Top of The records

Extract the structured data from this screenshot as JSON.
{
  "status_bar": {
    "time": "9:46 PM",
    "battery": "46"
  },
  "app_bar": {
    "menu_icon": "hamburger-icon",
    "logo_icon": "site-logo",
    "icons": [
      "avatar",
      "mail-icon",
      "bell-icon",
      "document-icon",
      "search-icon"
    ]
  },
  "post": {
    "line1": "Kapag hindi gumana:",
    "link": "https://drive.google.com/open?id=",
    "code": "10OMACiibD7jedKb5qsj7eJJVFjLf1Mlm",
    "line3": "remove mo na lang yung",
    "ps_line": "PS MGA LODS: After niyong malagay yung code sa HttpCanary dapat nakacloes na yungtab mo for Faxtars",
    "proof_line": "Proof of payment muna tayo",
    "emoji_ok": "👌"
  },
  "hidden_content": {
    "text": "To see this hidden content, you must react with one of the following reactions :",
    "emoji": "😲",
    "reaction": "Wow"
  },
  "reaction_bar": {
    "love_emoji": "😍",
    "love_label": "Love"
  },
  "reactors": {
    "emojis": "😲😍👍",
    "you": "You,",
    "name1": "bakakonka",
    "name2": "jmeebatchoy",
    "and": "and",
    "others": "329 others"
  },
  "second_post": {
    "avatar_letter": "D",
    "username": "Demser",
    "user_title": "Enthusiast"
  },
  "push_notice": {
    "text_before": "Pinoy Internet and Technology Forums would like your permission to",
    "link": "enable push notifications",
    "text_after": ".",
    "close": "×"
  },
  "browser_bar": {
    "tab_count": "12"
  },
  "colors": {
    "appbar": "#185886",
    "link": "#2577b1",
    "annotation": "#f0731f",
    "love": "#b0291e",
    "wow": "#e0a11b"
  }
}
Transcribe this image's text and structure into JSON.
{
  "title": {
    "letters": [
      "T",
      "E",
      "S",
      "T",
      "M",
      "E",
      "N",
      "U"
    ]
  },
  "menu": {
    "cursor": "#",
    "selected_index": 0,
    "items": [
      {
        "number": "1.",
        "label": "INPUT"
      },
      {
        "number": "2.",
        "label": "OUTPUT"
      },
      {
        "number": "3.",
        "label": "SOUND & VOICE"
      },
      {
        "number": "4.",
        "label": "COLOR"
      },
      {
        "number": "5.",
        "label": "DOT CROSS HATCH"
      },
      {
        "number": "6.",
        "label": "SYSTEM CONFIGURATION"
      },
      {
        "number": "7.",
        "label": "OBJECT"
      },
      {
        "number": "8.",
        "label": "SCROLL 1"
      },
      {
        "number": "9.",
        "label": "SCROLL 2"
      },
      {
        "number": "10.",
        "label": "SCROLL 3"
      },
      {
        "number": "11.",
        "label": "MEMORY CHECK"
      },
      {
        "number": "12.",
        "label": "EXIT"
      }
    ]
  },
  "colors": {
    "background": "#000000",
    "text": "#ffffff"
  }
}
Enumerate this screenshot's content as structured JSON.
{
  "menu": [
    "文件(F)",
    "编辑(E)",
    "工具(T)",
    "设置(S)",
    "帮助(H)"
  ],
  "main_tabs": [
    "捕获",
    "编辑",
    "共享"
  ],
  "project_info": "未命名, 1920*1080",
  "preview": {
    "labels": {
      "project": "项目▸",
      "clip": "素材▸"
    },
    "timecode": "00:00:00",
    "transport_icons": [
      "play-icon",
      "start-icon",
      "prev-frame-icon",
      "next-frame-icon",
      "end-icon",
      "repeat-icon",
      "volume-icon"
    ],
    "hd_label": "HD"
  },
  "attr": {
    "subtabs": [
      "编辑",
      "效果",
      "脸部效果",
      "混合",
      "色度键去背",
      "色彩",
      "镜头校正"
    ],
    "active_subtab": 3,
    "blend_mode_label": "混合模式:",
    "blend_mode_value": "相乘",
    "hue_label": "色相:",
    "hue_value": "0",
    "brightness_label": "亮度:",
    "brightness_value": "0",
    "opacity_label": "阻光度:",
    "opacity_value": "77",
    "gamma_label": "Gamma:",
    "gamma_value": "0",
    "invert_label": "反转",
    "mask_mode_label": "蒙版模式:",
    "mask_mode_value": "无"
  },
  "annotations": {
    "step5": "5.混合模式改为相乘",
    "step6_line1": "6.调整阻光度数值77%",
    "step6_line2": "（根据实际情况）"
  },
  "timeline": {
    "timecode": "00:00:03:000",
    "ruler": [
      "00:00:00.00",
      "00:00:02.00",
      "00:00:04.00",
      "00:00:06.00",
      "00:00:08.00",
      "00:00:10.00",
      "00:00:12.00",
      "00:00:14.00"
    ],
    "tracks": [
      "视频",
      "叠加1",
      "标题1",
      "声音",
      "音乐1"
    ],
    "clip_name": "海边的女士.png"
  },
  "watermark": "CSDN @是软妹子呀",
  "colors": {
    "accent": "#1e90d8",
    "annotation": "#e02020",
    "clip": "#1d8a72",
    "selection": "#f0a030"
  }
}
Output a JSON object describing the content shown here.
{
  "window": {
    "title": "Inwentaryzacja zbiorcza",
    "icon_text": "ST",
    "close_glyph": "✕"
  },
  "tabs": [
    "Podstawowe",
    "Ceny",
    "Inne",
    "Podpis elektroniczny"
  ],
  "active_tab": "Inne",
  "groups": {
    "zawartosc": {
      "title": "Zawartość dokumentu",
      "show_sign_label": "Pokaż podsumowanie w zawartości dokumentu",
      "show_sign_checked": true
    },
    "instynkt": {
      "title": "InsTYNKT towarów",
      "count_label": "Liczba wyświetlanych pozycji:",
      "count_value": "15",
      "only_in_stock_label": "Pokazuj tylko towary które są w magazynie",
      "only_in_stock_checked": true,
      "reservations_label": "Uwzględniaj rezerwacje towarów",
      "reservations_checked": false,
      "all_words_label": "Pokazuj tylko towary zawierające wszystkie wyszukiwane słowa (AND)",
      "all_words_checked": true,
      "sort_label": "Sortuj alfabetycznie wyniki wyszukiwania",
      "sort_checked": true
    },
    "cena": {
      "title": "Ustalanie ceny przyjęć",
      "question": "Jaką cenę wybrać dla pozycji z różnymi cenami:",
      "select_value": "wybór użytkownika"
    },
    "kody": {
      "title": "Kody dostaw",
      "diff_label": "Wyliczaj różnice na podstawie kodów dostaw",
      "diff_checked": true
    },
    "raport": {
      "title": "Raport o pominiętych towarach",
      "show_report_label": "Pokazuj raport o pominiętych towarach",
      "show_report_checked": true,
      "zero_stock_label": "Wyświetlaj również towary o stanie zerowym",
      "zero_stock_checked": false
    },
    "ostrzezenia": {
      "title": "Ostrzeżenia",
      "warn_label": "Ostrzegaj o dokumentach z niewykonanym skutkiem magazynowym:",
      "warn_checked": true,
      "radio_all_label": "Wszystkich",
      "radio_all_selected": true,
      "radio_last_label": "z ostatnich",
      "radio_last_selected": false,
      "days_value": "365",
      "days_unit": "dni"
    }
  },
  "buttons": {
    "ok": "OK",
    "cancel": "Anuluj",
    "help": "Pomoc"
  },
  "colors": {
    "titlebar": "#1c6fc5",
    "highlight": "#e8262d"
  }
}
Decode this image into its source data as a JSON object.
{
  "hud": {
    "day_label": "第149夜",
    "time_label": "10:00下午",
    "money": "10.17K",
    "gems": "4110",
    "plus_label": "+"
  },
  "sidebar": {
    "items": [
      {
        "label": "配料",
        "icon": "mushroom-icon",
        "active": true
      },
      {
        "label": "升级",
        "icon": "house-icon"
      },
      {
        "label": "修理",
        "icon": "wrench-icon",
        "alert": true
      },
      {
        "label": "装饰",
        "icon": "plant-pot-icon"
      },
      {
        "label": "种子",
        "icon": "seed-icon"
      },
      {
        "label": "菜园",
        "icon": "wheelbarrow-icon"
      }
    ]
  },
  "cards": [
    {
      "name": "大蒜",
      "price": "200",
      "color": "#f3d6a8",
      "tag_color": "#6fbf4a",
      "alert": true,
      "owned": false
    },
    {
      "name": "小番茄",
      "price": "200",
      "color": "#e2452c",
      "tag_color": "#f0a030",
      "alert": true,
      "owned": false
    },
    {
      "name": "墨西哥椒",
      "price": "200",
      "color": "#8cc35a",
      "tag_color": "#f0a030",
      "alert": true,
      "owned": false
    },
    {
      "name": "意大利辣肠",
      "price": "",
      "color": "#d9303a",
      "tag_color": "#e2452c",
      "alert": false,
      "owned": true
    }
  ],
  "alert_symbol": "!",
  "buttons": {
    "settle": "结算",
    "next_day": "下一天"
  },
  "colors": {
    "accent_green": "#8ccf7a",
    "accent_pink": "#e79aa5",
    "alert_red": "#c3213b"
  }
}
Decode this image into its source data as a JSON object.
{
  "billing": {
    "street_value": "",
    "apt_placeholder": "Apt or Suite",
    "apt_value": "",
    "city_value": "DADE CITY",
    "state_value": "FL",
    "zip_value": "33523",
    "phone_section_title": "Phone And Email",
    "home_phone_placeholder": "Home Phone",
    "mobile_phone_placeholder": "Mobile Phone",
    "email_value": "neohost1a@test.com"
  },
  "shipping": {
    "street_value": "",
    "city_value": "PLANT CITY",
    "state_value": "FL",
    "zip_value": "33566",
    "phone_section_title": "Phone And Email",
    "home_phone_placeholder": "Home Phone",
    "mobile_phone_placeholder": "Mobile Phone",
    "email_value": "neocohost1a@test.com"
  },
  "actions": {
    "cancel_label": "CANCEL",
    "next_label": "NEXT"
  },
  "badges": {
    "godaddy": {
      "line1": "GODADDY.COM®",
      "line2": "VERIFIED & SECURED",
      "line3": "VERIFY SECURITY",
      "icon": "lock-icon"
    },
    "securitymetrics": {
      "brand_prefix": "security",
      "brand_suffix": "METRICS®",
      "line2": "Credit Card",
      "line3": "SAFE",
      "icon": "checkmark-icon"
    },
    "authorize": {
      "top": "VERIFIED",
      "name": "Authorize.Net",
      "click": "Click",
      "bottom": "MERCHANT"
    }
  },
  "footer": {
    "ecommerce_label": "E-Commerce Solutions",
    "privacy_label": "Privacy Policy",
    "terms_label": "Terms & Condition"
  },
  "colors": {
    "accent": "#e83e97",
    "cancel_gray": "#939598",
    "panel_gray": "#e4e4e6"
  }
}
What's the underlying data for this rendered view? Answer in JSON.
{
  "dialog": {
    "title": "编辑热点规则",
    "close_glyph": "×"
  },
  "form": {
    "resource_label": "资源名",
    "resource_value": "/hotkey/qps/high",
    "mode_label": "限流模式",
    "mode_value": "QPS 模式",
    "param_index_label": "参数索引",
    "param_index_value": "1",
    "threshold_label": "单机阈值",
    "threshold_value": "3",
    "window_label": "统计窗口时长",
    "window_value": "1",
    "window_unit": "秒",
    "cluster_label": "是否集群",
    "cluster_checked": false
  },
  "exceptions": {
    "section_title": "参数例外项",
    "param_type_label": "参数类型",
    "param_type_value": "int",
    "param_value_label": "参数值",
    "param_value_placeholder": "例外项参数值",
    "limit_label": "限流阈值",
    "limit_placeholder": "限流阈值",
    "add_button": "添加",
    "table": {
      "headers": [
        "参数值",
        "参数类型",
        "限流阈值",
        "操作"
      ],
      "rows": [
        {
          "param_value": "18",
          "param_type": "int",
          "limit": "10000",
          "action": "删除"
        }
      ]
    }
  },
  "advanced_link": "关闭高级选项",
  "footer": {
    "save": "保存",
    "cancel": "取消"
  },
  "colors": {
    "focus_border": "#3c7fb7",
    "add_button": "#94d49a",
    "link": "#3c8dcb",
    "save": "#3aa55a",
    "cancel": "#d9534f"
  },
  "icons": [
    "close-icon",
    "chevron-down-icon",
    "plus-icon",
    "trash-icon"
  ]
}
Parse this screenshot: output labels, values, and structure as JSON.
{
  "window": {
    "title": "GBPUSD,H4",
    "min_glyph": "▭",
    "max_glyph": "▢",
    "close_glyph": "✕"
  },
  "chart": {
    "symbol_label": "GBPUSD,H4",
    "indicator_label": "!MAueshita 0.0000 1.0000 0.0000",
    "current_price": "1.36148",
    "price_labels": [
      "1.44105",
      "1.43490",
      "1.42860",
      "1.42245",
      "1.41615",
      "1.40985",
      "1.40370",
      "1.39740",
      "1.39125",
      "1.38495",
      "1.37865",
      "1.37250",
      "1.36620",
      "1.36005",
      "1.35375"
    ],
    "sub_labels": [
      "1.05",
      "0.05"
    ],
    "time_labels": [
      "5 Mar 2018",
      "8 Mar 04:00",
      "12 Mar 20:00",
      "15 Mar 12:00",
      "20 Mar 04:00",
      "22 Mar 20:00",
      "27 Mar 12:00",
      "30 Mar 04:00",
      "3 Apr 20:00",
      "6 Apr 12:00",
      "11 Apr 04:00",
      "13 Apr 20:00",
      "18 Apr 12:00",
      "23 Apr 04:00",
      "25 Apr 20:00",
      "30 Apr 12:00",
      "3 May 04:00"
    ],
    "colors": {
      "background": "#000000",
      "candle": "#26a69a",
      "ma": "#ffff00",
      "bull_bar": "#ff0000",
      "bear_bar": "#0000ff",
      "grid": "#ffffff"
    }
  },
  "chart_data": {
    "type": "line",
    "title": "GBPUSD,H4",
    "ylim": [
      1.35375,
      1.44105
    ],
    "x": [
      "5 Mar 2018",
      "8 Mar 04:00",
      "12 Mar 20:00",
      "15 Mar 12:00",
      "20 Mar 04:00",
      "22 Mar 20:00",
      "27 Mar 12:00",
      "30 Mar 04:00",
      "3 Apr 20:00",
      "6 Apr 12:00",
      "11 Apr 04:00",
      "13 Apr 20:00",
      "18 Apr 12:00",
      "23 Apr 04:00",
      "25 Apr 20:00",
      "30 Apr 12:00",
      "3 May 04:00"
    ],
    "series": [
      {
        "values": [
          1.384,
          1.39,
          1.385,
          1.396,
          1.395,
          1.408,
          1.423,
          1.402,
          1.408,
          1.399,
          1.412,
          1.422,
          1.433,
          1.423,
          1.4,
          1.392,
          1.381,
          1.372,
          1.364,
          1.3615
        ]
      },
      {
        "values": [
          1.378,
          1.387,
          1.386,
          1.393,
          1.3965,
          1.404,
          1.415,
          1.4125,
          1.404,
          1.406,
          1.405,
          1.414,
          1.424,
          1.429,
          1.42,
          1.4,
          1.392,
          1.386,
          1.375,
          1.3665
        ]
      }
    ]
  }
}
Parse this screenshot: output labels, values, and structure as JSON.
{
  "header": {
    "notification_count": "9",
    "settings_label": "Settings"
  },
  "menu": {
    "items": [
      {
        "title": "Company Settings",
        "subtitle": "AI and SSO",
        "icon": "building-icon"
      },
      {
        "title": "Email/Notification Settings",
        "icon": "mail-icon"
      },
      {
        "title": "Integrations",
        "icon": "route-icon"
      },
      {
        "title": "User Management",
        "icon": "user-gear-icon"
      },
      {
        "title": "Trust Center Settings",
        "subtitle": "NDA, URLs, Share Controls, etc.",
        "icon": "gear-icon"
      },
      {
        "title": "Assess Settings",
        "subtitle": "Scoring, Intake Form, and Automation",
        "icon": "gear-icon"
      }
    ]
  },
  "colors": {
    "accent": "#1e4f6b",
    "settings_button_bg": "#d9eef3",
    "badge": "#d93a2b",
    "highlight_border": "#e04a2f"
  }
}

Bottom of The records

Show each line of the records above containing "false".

      "reservations_checked": false,
      "zero_stock_checked": false
      "radio_last_selected": false,
      "owned": false
      "owned": false
      "owned": false
      "alert": false,
    "cluster_checked": false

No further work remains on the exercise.